* Your instructions *
Go over the entries and report the lines where the word "admin" occurs.

* Material supplied *

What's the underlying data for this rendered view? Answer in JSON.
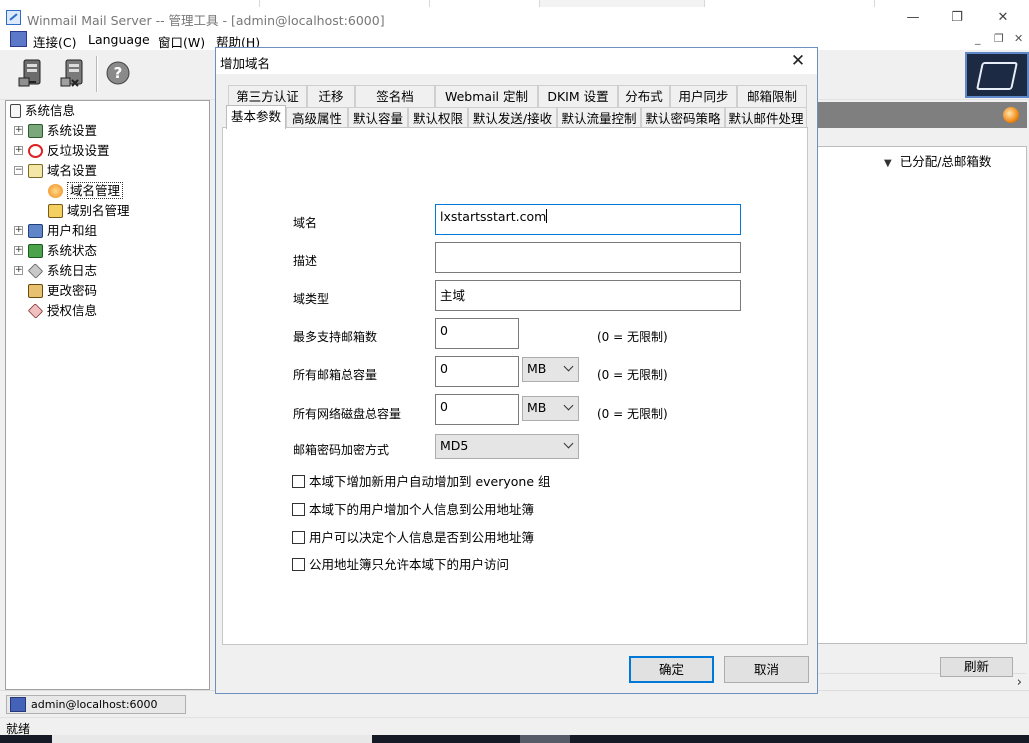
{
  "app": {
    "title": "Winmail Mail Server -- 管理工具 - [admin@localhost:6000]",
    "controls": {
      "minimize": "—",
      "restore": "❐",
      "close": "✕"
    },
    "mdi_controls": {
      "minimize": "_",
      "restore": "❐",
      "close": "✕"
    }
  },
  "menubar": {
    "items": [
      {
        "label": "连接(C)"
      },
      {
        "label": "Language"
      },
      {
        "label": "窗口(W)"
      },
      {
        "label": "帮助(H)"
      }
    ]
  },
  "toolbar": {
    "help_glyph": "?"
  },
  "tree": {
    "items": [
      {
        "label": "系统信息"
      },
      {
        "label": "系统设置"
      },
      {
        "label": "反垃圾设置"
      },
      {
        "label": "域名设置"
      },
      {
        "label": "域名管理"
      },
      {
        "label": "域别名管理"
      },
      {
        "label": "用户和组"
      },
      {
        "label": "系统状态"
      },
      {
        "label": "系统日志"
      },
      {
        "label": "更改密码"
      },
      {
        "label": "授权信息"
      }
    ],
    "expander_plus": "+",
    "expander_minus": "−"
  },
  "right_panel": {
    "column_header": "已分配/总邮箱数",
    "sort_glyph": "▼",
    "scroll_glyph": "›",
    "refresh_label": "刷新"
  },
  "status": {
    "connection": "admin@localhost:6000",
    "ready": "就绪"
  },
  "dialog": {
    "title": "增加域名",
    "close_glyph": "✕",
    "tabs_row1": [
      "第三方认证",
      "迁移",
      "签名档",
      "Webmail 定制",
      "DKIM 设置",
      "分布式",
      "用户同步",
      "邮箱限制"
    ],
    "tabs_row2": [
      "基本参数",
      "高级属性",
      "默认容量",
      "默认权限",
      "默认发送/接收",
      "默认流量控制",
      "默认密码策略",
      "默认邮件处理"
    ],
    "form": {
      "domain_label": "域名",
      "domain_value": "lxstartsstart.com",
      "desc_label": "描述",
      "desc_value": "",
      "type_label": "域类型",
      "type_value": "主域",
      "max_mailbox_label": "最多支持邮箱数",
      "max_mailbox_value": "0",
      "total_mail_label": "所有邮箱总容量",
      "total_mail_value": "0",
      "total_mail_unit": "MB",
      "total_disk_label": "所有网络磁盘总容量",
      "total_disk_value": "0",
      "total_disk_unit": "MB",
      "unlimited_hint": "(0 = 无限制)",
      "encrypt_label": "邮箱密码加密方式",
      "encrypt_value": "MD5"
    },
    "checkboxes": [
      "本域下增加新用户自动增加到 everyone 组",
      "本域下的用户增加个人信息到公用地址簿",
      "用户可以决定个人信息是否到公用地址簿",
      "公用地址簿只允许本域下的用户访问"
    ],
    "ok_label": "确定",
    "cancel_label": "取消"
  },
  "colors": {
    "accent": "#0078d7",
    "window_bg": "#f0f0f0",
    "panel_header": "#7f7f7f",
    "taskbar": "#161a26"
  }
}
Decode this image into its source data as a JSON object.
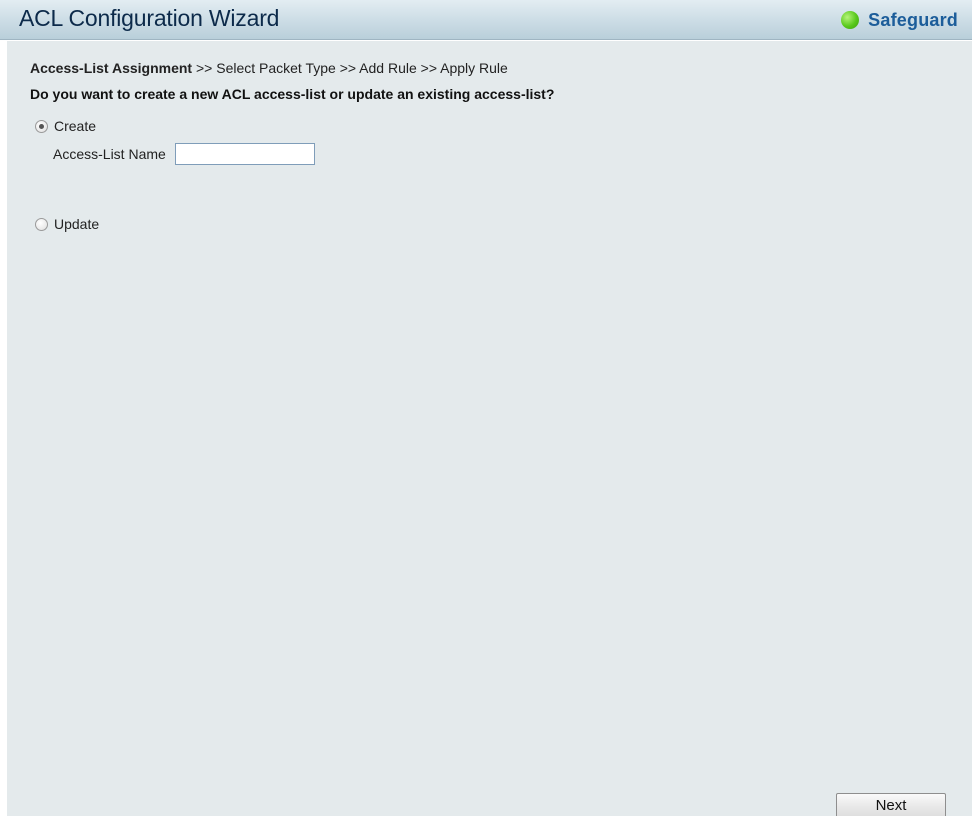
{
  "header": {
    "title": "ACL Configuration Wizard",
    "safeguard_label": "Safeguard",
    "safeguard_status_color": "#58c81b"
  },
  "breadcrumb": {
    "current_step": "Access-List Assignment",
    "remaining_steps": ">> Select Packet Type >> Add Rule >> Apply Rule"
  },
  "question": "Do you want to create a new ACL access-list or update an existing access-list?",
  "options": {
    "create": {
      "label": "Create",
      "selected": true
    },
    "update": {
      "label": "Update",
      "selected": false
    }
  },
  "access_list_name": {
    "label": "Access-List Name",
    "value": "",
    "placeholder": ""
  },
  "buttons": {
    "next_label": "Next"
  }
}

* Output below *
    "title": "Winmail Mail Server -- 管理工具 - [admin@localhost:6000]",
    "connection": "admin@localhost:6000",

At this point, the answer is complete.